MH (Syria) v Secretary of State for the Home Department: DS (Afghanistan) v Secretary of State for the Home Department: CA (Civ Div) (Lords Justice Ward, Richards, Jackson): 24 March 2009

The appellant (H) appealed against a decision of the Asylum and Immigration Tribunal dismissing her asylum appeal.

H was born in Syria into a Kurdish family which suffered constant harassment from the Syrian authorities. When she was 13, she became a member of the PKK, a proscribed organisation under the Terrorism Act 2000. She remained a member of the PKK for some 11 years. During that time, she carried a banner at a demonstration, resolved disputes between refugees at a camp on behalf of the PKK, worked as an assistant nurse and taught the Kurdish language to primary school children. Dismissing her asylum appeal, the tribunal found that there were serious reasons for considering that she had been guilty of acts contrary to the purposes and principles of the UN, so that she was excluded by article 1F(c) of the Convention relating to the Status of Refugees 1951 (United Nations) from the scope of the convention. H argued, among other things, that (1) the tribunal’s finding against her was based on her activities as a nurse, but such activities could not engage the exclusion under article 1F(c); (2) in order to be guilty of terrorist acts falling within article 1F(c), a person had to be shown to have participated in such acts as a principal or secondary party on normal principles of criminal law, such participation being absent in her case.

Held: (1) It was not in dispute that nurses and other medical personnel enjoyed a special status and protection under international humanitarian law. However, that did not take them automatically outside the scope of the exclusion in article 1F(c). The point was plainly relevant, however, to an assessment of whether the exclusion applied. Ordinarily, the provision by a person of medical or nursing services as part of the infrastructure of support for a terrorist organisation would not bring that person within article 1F(c), but in each case the point would have to be taken into account with other relevant factors in an overall assessment as to the application of article 1F(c).

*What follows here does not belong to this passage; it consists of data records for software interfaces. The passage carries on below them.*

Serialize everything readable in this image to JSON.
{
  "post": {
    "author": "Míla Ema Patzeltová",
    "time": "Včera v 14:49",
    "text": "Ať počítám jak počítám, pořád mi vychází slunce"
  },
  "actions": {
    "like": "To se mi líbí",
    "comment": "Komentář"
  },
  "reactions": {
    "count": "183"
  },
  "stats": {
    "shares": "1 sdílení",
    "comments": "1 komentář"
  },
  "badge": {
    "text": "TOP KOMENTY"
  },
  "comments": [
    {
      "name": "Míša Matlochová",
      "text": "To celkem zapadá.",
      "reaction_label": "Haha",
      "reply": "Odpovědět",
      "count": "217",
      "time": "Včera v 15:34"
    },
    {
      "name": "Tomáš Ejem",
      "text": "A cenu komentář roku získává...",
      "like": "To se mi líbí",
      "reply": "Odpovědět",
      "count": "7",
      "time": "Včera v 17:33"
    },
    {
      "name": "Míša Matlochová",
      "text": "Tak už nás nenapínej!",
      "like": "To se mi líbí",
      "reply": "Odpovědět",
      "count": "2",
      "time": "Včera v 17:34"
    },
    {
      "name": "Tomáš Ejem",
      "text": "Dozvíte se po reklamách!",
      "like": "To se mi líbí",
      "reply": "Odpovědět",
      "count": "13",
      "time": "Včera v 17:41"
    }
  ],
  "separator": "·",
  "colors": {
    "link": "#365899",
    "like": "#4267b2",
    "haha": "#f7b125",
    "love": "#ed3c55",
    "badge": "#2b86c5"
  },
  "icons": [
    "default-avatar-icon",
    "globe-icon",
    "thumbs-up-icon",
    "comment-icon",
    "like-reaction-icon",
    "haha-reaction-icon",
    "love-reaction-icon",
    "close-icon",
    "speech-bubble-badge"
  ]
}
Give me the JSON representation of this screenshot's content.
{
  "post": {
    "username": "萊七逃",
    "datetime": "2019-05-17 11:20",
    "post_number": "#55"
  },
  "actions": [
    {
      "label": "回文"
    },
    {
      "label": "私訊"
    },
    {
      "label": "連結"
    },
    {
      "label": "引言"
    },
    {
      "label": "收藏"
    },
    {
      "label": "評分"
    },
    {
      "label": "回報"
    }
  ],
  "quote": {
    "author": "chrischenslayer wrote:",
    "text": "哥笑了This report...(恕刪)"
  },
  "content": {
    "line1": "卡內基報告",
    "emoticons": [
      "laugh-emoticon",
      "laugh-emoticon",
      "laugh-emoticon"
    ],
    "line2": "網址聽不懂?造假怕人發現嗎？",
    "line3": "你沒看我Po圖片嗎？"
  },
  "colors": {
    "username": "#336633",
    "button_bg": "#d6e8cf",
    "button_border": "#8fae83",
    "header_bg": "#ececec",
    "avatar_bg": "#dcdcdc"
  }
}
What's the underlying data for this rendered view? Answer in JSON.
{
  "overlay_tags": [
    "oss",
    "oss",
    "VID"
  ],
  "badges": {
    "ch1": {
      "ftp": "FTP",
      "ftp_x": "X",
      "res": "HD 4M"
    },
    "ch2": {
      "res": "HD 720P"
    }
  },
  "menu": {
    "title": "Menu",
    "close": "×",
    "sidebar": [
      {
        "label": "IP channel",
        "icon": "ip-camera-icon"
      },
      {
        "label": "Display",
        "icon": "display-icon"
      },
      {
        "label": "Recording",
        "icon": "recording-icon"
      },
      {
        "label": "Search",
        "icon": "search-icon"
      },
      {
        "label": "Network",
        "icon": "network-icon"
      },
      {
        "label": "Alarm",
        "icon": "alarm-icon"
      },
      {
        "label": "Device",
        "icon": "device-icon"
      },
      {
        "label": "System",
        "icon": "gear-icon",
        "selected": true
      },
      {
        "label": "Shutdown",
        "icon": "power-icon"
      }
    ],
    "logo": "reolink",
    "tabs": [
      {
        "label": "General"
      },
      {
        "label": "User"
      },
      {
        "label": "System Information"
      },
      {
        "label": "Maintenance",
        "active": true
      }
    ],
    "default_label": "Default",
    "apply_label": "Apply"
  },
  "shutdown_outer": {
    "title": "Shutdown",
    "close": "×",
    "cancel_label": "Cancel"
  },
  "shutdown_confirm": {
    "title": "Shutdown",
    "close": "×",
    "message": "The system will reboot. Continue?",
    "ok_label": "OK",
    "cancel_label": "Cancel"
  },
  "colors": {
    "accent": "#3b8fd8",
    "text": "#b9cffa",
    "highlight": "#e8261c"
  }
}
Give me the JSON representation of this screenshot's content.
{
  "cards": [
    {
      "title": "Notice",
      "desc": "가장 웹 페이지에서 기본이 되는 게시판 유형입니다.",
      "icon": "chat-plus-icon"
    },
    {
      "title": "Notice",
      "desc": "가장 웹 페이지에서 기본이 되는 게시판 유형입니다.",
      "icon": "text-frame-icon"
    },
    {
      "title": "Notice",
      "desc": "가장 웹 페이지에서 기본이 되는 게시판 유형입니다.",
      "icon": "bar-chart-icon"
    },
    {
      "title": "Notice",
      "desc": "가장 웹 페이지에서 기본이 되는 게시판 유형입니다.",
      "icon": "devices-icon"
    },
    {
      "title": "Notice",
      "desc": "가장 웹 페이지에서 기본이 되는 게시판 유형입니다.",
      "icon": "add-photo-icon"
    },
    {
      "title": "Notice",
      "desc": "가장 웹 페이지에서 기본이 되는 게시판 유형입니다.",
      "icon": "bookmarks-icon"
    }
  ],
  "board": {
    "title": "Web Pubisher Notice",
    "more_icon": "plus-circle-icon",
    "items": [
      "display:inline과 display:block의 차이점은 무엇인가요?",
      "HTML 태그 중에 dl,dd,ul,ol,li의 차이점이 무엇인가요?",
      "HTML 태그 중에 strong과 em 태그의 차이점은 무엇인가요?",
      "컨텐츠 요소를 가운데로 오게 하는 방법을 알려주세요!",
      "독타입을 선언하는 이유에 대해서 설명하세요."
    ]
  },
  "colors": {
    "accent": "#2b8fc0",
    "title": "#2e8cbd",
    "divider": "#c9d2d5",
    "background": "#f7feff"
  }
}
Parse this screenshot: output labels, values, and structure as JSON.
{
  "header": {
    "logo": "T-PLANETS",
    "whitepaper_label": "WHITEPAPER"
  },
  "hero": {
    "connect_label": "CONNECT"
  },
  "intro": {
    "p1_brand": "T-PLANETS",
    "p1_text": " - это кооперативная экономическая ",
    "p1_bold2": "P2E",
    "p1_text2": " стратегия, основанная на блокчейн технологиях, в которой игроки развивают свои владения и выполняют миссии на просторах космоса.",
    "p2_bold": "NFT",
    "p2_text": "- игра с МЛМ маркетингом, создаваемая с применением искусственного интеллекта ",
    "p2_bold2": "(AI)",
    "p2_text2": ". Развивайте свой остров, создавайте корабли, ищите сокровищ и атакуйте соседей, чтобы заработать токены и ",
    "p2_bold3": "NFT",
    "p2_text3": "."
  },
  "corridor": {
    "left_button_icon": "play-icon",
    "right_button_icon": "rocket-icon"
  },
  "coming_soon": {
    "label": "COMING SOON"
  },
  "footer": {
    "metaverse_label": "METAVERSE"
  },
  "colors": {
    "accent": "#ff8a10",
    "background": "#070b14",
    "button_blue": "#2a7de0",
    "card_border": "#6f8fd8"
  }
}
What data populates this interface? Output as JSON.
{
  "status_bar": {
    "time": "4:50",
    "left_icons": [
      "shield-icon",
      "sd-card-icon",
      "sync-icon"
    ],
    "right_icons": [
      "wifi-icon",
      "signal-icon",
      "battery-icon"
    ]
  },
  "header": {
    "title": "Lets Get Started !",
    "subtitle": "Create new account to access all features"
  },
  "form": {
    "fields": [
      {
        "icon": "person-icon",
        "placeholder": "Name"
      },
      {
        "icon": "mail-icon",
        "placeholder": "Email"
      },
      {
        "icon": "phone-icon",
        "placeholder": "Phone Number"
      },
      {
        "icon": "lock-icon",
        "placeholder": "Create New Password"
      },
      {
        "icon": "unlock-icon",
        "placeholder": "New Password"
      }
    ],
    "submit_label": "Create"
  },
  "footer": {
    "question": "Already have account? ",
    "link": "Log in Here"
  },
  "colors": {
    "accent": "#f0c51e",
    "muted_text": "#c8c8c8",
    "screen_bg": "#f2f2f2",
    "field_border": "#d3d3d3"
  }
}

(2) Principles of criminal liability were not to be applied for the purpose of determining whether a person was guilty of acts falling within article 1F(c). The decision in Gurung v Secretary of State for the Home Department [2002] UKIAT 4870, [2003] Imm AR 115 showed H’s proposition to be too narrow an approach. Further, her submission was in conflict with section 54 of the Immigration, Asylum and Nationality Act 2006.

(3) In deciding whether article 1F(c) applied, a tribunal should follow the guidance given in Gurung, Gurung approved. Regard also had now to be had to section 54 of the 2006 act, whereby the reference in article 1F(c) to acts contrary to the purposes and principles of the UN should be taken to include, in particular, the acts specified in the section.

(4) In the instant case, the ultimate conclusion reached by the tribunal was unreasonable on the facts, and the case fell well short of engaging article 1F(c). H had been only 13 when she joined the PKK and what she did for the organisation was relatively minor in nature. Further, there was no suggestion that the PKK fell at the extreme end of the continuum referred to in Gurung where mere membership might be sufficient to establish complicity in the acts of an organisation.

Judgment accordingly.

Mark Muller QC, Edward Grieves (instructed by Trott & Gentry) for MH; Edward Grieves (instructed by Trott & Gentry) for DS; Neil Sheldon (instructed by Treasury Solicitor) for the Secretary of State for the Home Department.